- Pay later scams: A buyer insists that a seller provide goods or services before they pay with no intention of finalizing payment after.
- Fake screenshot scams: Buyers send fake “completed transaction” screenshots, falsely claiming they’ve already sent money to a seller.
- Venmo email scams: Phishing scammers trick victims into sending funds or sharing account information via aggressive email requests.
- Venmo text scams: Scammers texting from anonymous numbers convince users to transfer funds or share account information.
- Venmo hacked-account scam: Hackers use the victim’s account to make purchases.
The common theme to most Venmo scams is that they generally involve anonymous or unknown users. Always be cautious when transacting with people you don’t know, especially if they make suspicious requests.
Over the years, Venmo has been subject to criticism regarding their security measures, their protections of user data and their communication regarding privacy features. As a result of a 2018 settlement with the Federal Trade Commission, however, Venmo is now required to receive external audits to make sure they are abiding by stringent customer protection guidelines.
Depending on what your needs are, there are many alternatives to Venmo for peer-to-peer transactions. Here are a few to consider:
- PayPal: Venmo’s parent company charges more fees but has more buyer protections.
- Zelle: This app connects directly with banks for fee-free instant transfers.
- Cash App: Users get free transfers and access to a free debit card.
- Google Pay and Apple Cash: Both options offer free digital payments via mobile devices.
- Cash, check or money order: These tried-and-true payment methods are still viable options.
This list isn’t exhaustive, but it should provide some popular options for sending and receiving payments outside of Venmo.
If you think you may be the victim of a scam, the best thing to do is report the incident to Venmo customer service. Once you’ve done that, there are a few other actions to consider.
Once completed with registered users, payments on Venmo cannot be canceled. If you have a pending payment the recipient hasn’t yet accepted, you can cancel the payment in the “Incomplete” tab. If you think you may have sent a payment to a scammer, submit a request to the customer support team to report it.
If you decide to delete your Venmo account, you can do so by logging in to your profile from a computer and clicking “Cancel My Venmo Account” at the bottom. Note that this cannot be done from the mobile app.
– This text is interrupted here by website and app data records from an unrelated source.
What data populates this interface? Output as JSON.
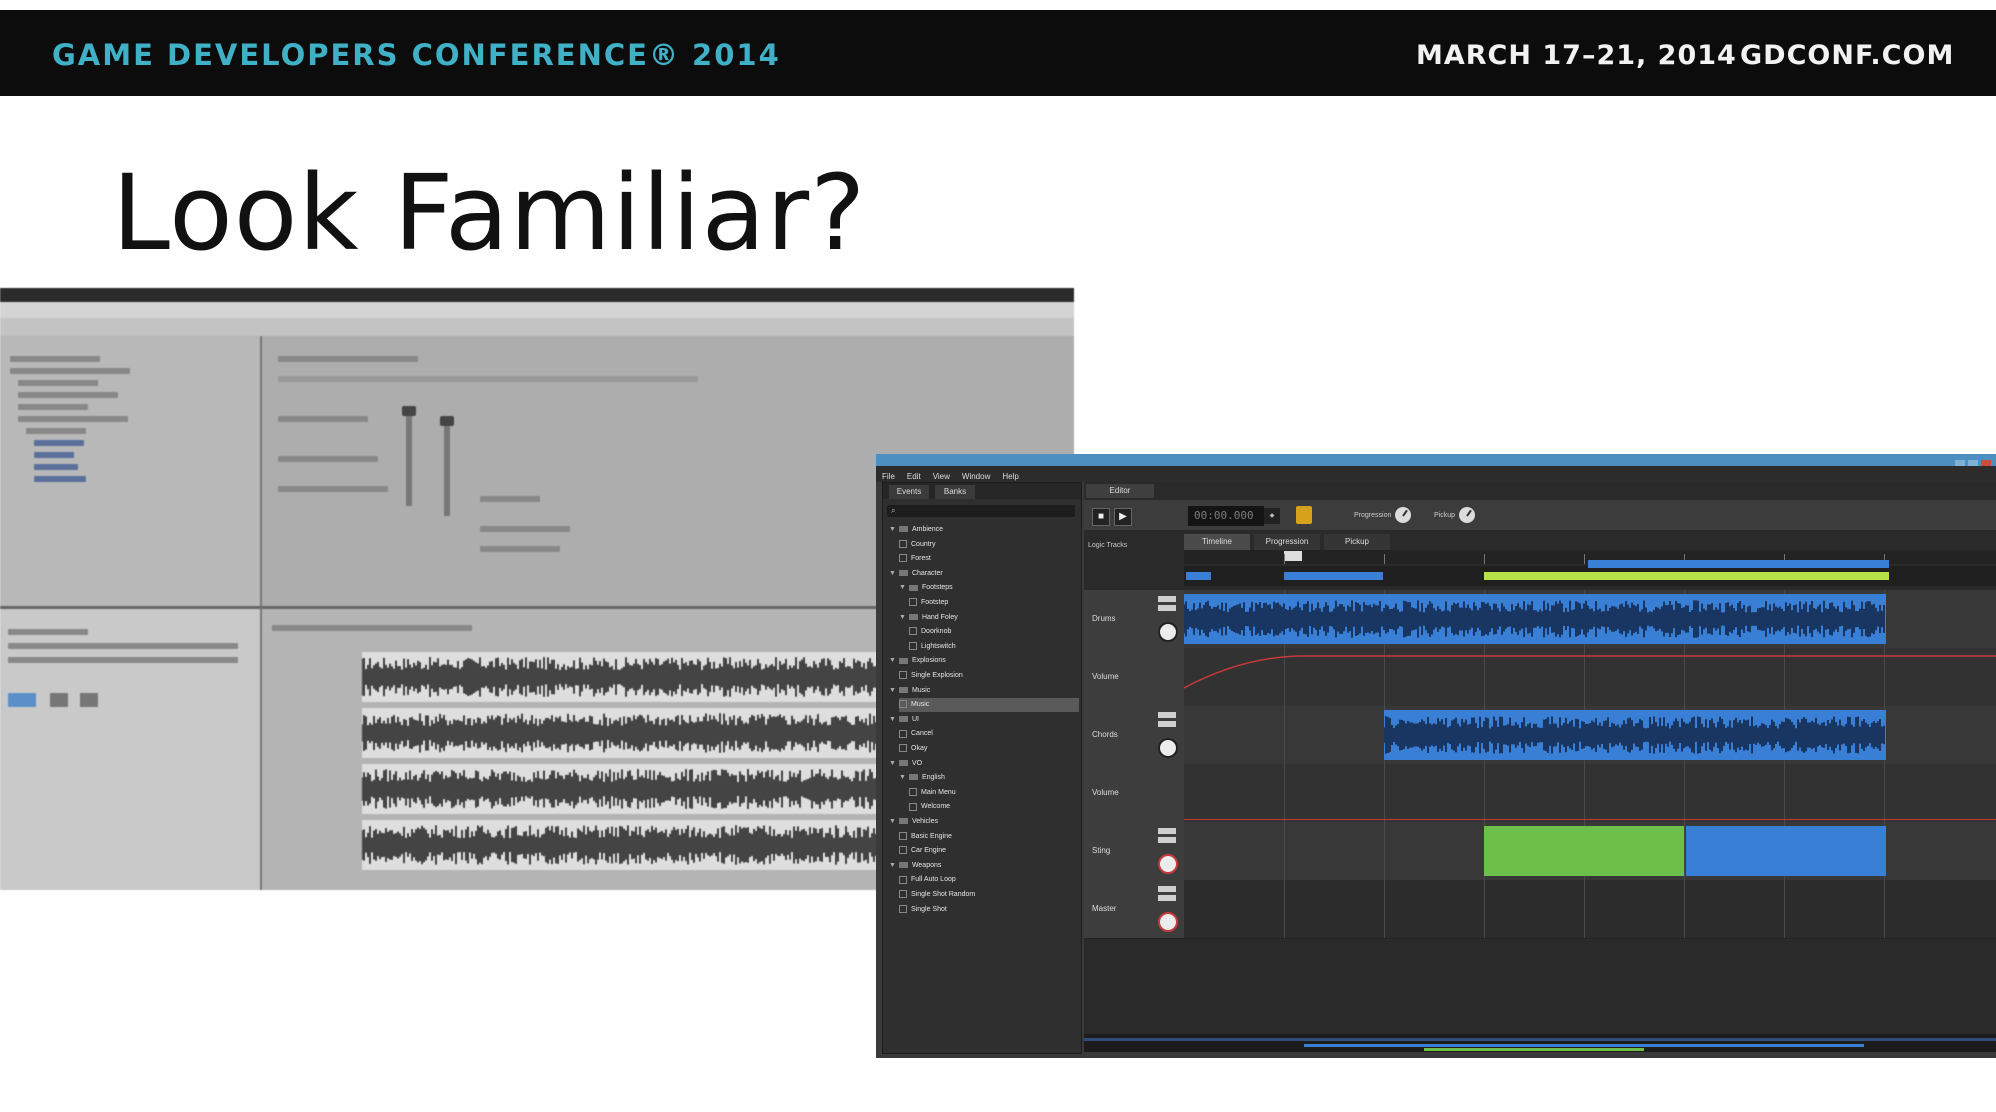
{
  "banner": {
    "conference": "GAME DEVELOPERS CONFERENCE® 2014",
    "dates": "MARCH 17–21, 2014",
    "site": "GDCONF.COM"
  },
  "slide": {
    "title": "Look Familiar?"
  },
  "right_app": {
    "menu": [
      "File",
      "Edit",
      "View",
      "Window",
      "Help"
    ],
    "browser": {
      "tabs": [
        "Events",
        "Banks"
      ],
      "search_icon": "search-icon",
      "tree": [
        {
          "label": "Ambience",
          "level": 0,
          "type": "folder"
        },
        {
          "label": "Country",
          "level": 1,
          "type": "event"
        },
        {
          "label": "Forest",
          "level": 1,
          "type": "event"
        },
        {
          "label": "Character",
          "level": 0,
          "type": "folder"
        },
        {
          "label": "Footsteps",
          "level": 1,
          "type": "folder"
        },
        {
          "label": "Footstep",
          "level": 2,
          "type": "event"
        },
        {
          "label": "Hand Foley",
          "level": 1,
          "type": "folder"
        },
        {
          "label": "Doorknob",
          "level": 2,
          "type": "event"
        },
        {
          "label": "Lightswitch",
          "level": 2,
          "type": "event"
        },
        {
          "label": "Explosions",
          "level": 0,
          "type": "folder"
        },
        {
          "label": "Single Explosion",
          "level": 1,
          "type": "event"
        },
        {
          "label": "Music",
          "level": 0,
          "type": "folder"
        },
        {
          "label": "Music",
          "level": 1,
          "type": "event",
          "selected": true
        },
        {
          "label": "UI",
          "level": 0,
          "type": "folder"
        },
        {
          "label": "Cancel",
          "level": 1,
          "type": "event"
        },
        {
          "label": "Okay",
          "level": 1,
          "type": "event"
        },
        {
          "label": "VO",
          "level": 0,
          "type": "folder"
        },
        {
          "label": "English",
          "level": 1,
          "type": "folder"
        },
        {
          "label": "Main Menu",
          "level": 2,
          "type": "event"
        },
        {
          "label": "Welcome",
          "level": 2,
          "type": "event"
        },
        {
          "label": "Vehicles",
          "level": 0,
          "type": "folder"
        },
        {
          "label": "Basic Engine",
          "level": 1,
          "type": "event"
        },
        {
          "label": "Car Engine",
          "level": 1,
          "type": "event"
        },
        {
          "label": "Weapons",
          "level": 0,
          "type": "folder"
        },
        {
          "label": "Full Auto Loop",
          "level": 1,
          "type": "event"
        },
        {
          "label": "Single Shot Random",
          "level": 1,
          "type": "event"
        },
        {
          "label": "Single Shot",
          "level": 1,
          "type": "event"
        }
      ]
    },
    "editor": {
      "tab": "Editor",
      "timecode": "00:00.000",
      "parameter_tabs": [
        "Timeline",
        "Progression",
        "Pickup"
      ],
      "knob_labels": [
        "Progression",
        "Pickup"
      ],
      "logic_tracks_label": "Logic Tracks",
      "tracks": [
        {
          "name": "Drums",
          "auto": "Volume"
        },
        {
          "name": "Chords",
          "auto": "Volume"
        },
        {
          "name": "Sting",
          "auto": ""
        },
        {
          "name": "Master",
          "auto": ""
        }
      ]
    },
    "colors": {
      "clip_blue": "#3a7fd6",
      "clip_green": "#6cc04a",
      "region_lime": "#b7e04a",
      "loop_amber": "#d6a21c",
      "title_bar": "#4c8fc0",
      "automation_red": "#c63a3a"
    }
  }
}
In general, unfortunately, the answer is no. If you report fraudulent payment, Venmo will likely freeze the account from which a user is committing fraudulent activity. If the money is still in the account, the user may be able to refund the money manually. For Venmo purchases made via credit or debit card, fraud victims can report the incident to their bank.
Users cannot delete their transaction history. Fortunately, Venmo gives users the option to make their transaction history private, so it should be secure as long as your account remains secure.
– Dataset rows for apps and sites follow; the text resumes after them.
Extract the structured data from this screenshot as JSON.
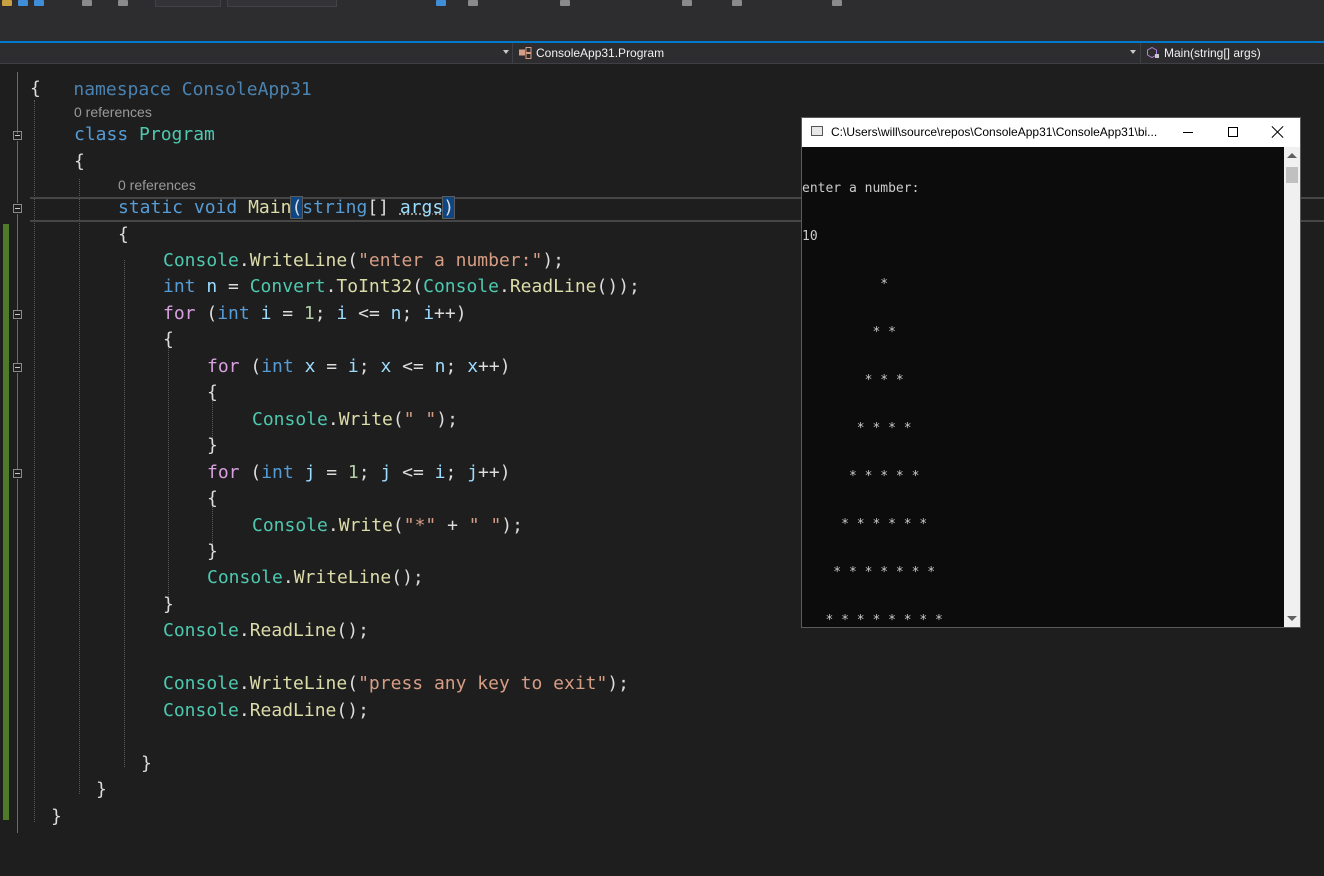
{
  "navbar": {
    "project_class": "ConsoleApp31.Program",
    "member": "Main(string[] args)"
  },
  "editor": {
    "partial_top_line": "namespace ConsoleApp31",
    "codelens_class": "0 references",
    "codelens_method": "0 references",
    "lines": {
      "ns_open": "{",
      "class_kw": "class",
      "class_name": "Program",
      "class_open": "{",
      "static_kw": "static",
      "void_kw": "void",
      "method_name": "Main",
      "param_type": "string",
      "param_brackets": "[]",
      "param_name": "args",
      "method_open": "{",
      "wl1_prefix": "Console",
      "wl1_method": "WriteLine",
      "wl1_str": "\"enter a number:\"",
      "int_kw": "int",
      "n_var": "n",
      "convert_type": "Convert",
      "toint": "ToInt32",
      "rl_type": "Console",
      "rl_method": "ReadLine",
      "for1_kw": "for",
      "for1_int": "int",
      "for1_cond": "i",
      "for1_open": "{",
      "for2_kw": "for",
      "for2_int": "int",
      "for2_body_type": "Console",
      "for2_body_method": "Write",
      "for2_body_str": "\" \"",
      "for2_open": "{",
      "for2_close": "}",
      "for3_kw": "for",
      "for3_int": "int",
      "for3_body_type": "Console",
      "for3_body_method": "Write",
      "for3_str1": "\"*\"",
      "for3_str2": "\" \"",
      "for3_open": "{",
      "for3_close": "}",
      "wl2_type": "Console",
      "wl2_method": "WriteLine",
      "for1_close": "}",
      "rl2_type": "Console",
      "rl2_method": "ReadLine",
      "wl3_type": "Console",
      "wl3_method": "WriteLine",
      "wl3_str": "\"press any key to exit\"",
      "rl3_type": "Console",
      "rl3_method": "ReadLine",
      "method_close": "}",
      "class_close": "}",
      "ns_close": "}"
    }
  },
  "console": {
    "title": "C:\\Users\\will\\source\\repos\\ConsoleApp31\\ConsoleApp31\\bi...",
    "output": [
      "enter a number:",
      "10",
      "          * ",
      "         * * ",
      "        * * * ",
      "       * * * * ",
      "      * * * * * ",
      "     * * * * * * ",
      "    * * * * * * * ",
      "   * * * * * * * * ",
      "  * * * * * * * * * ",
      " * * * * * * * * * * "
    ]
  },
  "colors": {
    "editor_bg": "#1e1e1e",
    "keyword": "#569cd6",
    "control": "#d8a0df",
    "type": "#4ec9b0",
    "method": "#dcdcaa",
    "string": "#d69d85",
    "accent": "#007acc"
  }
}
In some cases, Venmo identity verification measures require users to confirm their Social Security numbers. These circumstances include sending $300+ to users or transferring $1,000+ to a bank in a week, creation of a group account and processing 200+ business profile transactions in a year. If you are asked to share it, be sure to verify the request is coming directly from Venmo.
So, is Venmo safe? In most cases it is, but that doesn’t mean it’s risk-free. As is the case with all payment methods, it does have vulnerabilities that can leave users unpaid, overcharged or overdrawn. If you run into financial hardship as a result of missing income or unexpected expenses, you may benefit from working to repair your credit with professional support, which could help you straighten out your report and work toward your credit goals.